*AVAILABLE DATA:*
:::

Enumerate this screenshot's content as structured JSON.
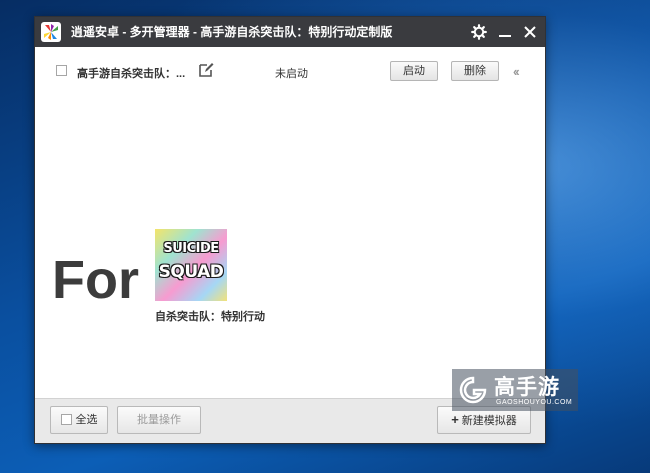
{
  "window": {
    "title": "逍遥安卓 - 多开管理器 - 高手游自杀突击队：特别行动定制版",
    "icons": {
      "app": "xiaoyao-logo-icon",
      "settings": "gear-icon",
      "minimize": "minimize-icon",
      "close": "close-icon"
    }
  },
  "emulator_list": [
    {
      "name": "高手游自杀突击队：...",
      "status": "未启动",
      "start_label": "启动",
      "delete_label": "删除",
      "icons": {
        "edit": "edit-icon",
        "collapse": "double-chevron-left-icon"
      }
    }
  ],
  "promo": {
    "for_text": "For",
    "art_line1": "SUICIDE",
    "art_line2": "SQUAD",
    "game_title": "自杀突击队：特别行动"
  },
  "bottom": {
    "select_all_label": "全选",
    "batch_label": "批量操作",
    "new_emulator_label": "新建模拟器",
    "new_icon": "plus-icon"
  },
  "watermark": {
    "text": "高手游",
    "subtext": "GAOSHOUYOU.COM"
  },
  "colors": {
    "titlebar": "#3a3b3f",
    "window_bg": "#ffffff",
    "bottombar": "#e9e9e9",
    "desktop": "#0a4f9f"
  }
}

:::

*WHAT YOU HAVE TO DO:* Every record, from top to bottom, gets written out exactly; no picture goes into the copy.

*WRITTEN SOLUTION:*
Enumerate this screenshot's content as structured JSON.
{
  "window": {
    "title": "逍遥安卓 - 多开管理器 - 高手游自杀突击队：特别行动定制版",
    "icons": {
      "app": "xiaoyao-logo-icon",
      "settings": "gear-icon",
      "minimize": "minimize-icon",
      "close": "close-icon"
    }
  },
  "emulator_list": [
    {
      "name": "高手游自杀突击队：...",
      "status": "未启动",
      "start_label": "启动",
      "delete_label": "删除",
      "icons": {
        "edit": "edit-icon",
        "collapse": "double-chevron-left-icon"
      }
    }
  ],
  "promo": {
    "for_text": "For",
    "art_line1": "SUICIDE",
    "art_line2": "SQUAD",
    "game_title": "自杀突击队：特别行动"
  },
  "bottom": {
    "select_all_label": "全选",
    "batch_label": "批量操作",
    "new_emulator_label": "新建模拟器",
    "new_icon": "plus-icon"
  },
  "watermark": {
    "text": "高手游",
    "subtext": "GAOSHOUYOU.COM"
  },
  "colors": {
    "titlebar": "#3a3b3f",
    "window_bg": "#ffffff",
    "bottombar": "#e9e9e9",
    "desktop": "#0a4f9f"
  }
}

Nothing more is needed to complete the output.